Twenty years have passed since the excavations led by Ian Hodder at the Konya plain site. These past two decades archaeologists never stopped investigating the 34-acre site of the Neolithic settlement in Çatalhöyük, which has became internationally famous due to its large size and dense occupation. Soon, the 21st archaeological excavation will begin in Çatalhöyük, which was added on the UNESCO list last year.

Çatalhöyük provides important evidence of the transition from settled villages to urban agglomeration which was maintained in the same location for over 2,000 years. It features a unique street-less settlement of houses clustered back to back with roof access into the buildings.
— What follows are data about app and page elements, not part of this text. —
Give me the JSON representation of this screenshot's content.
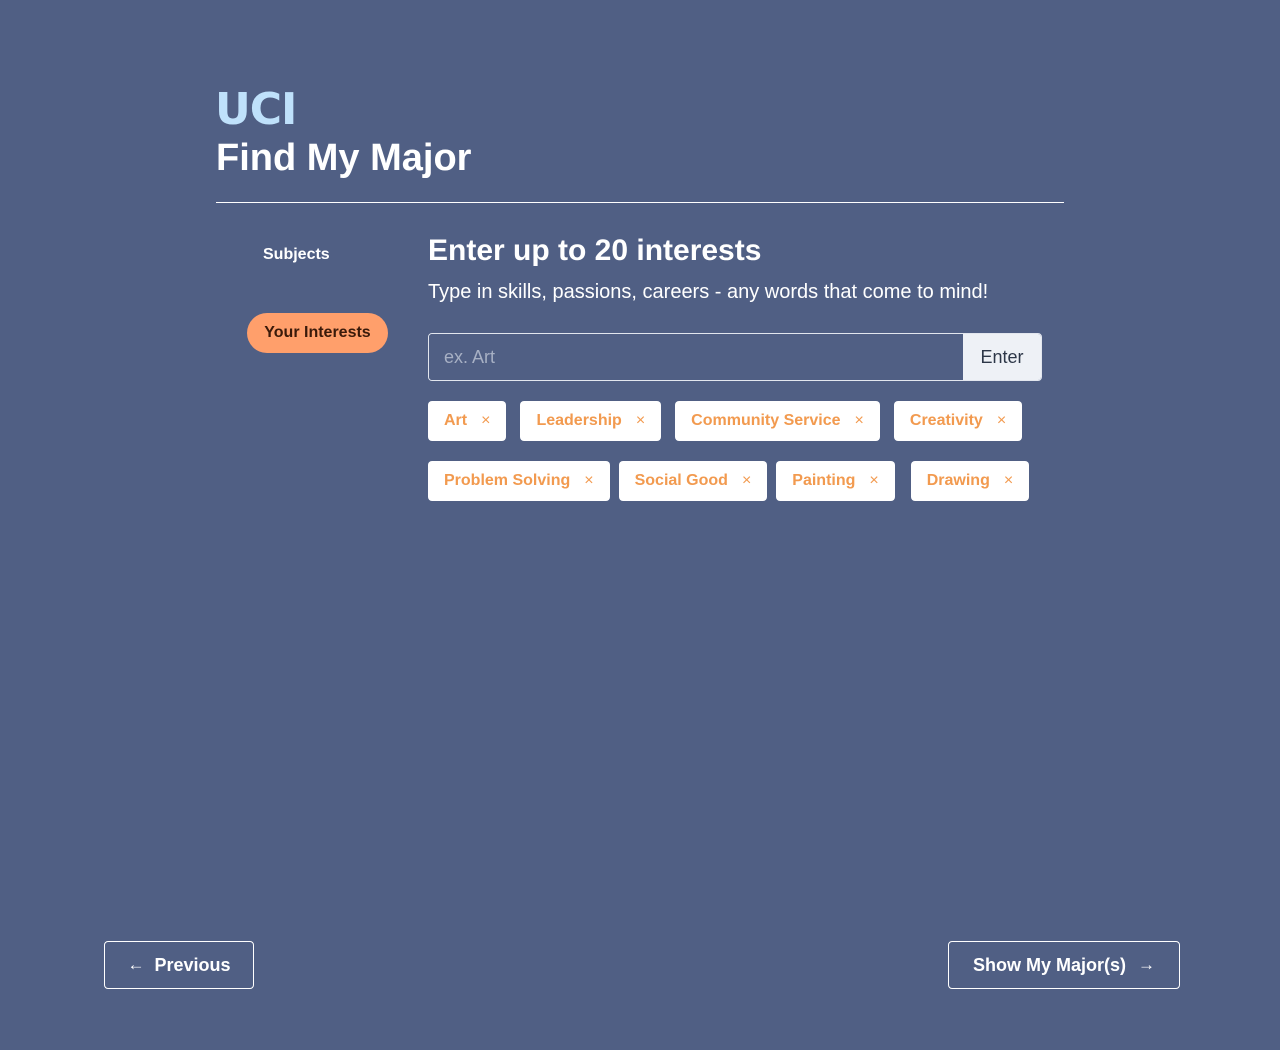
{
  "header": {
    "logo_text": "UCI",
    "title": "Find My Major"
  },
  "sidebar": {
    "items": [
      {
        "label": "Subjects",
        "active": false
      },
      {
        "label": "Your Interests",
        "active": true
      }
    ]
  },
  "main": {
    "heading": "Enter up to 20 interests",
    "subheading": "Type in skills, passions, careers - any words that come to mind!",
    "input": {
      "placeholder": "ex. Art",
      "value": ""
    },
    "enter_label": "Enter",
    "remove_glyph": "×",
    "tags": [
      "Art",
      "Leadership",
      "Community Service",
      "Creativity",
      "Problem Solving",
      "Social Good",
      "Painting",
      "Drawing"
    ]
  },
  "footer": {
    "prev_label": "Previous",
    "prev_icon": "arrow-left-icon",
    "next_label": "Show My Major(s)",
    "next_icon": "arrow-right-icon"
  },
  "colors": {
    "background": "#505f84",
    "accent": "#ff9f6b",
    "tag_text": "#f29a4f",
    "logo": "#bfe1fb"
  }
}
It was first discovered in the late 1950s and excavated by James Mellaart between 1961 and 1965.

Experimental houses

Due to the unique architecture of the houses, Turkish archaeologists plan to build four different experimental houses – provided that financial sources will be found, as reported in the Hürriyet.

Because the site was added to the UNESCO list, assistant director of the Çatalhöyük excavations and Ege University member Serap Özdöl said they expected more visitors this year. So, one of the archaeologists’ goals is to “build experimental houses for visitors to get information about human life 9,000 years ago (…). The houses will bring to the forefront animal paintings that were important for the people living in Anatolia in this period including figures of leopards, bulls and vultures. (…) In these wall paintings, which are accepted as some of the earliest artworks, leopard skins are seen on people,” Özdöl said.

Another goal of the archaeologists is to pay attention to protection and prepare the ground to host visitors better. “One of our goals is to make this place available for excavations and research all the time and draw archaeology students and others. Another important goal of ours is to raise awareness for the protection of mounds and historic artifacts among local citizens,” according to Özdöl.


The main team of archaeologists would come to Konya in mid June and make the necessary preparations. Excavations would begin on June 25 with the participation of 130 archaeologists from around the world.

The Neolithic Site of Çatalhöyük

Two hills form the 34-acre site on the Southern Anatolian Plateau. The taller eastern mound contains 18 levels of Neolithic occupation between 7,400 and 6,200 B.C., including wall paintings, reliefs, sculptures and other symbolic, and artistic features. Together they testify to the evolution of social organization and cultural practices as humans adapted to a sedentary life. The western mound shows the evolution of cultural practices in the Chalcolithic period from 6,200 to 5,200 B.C.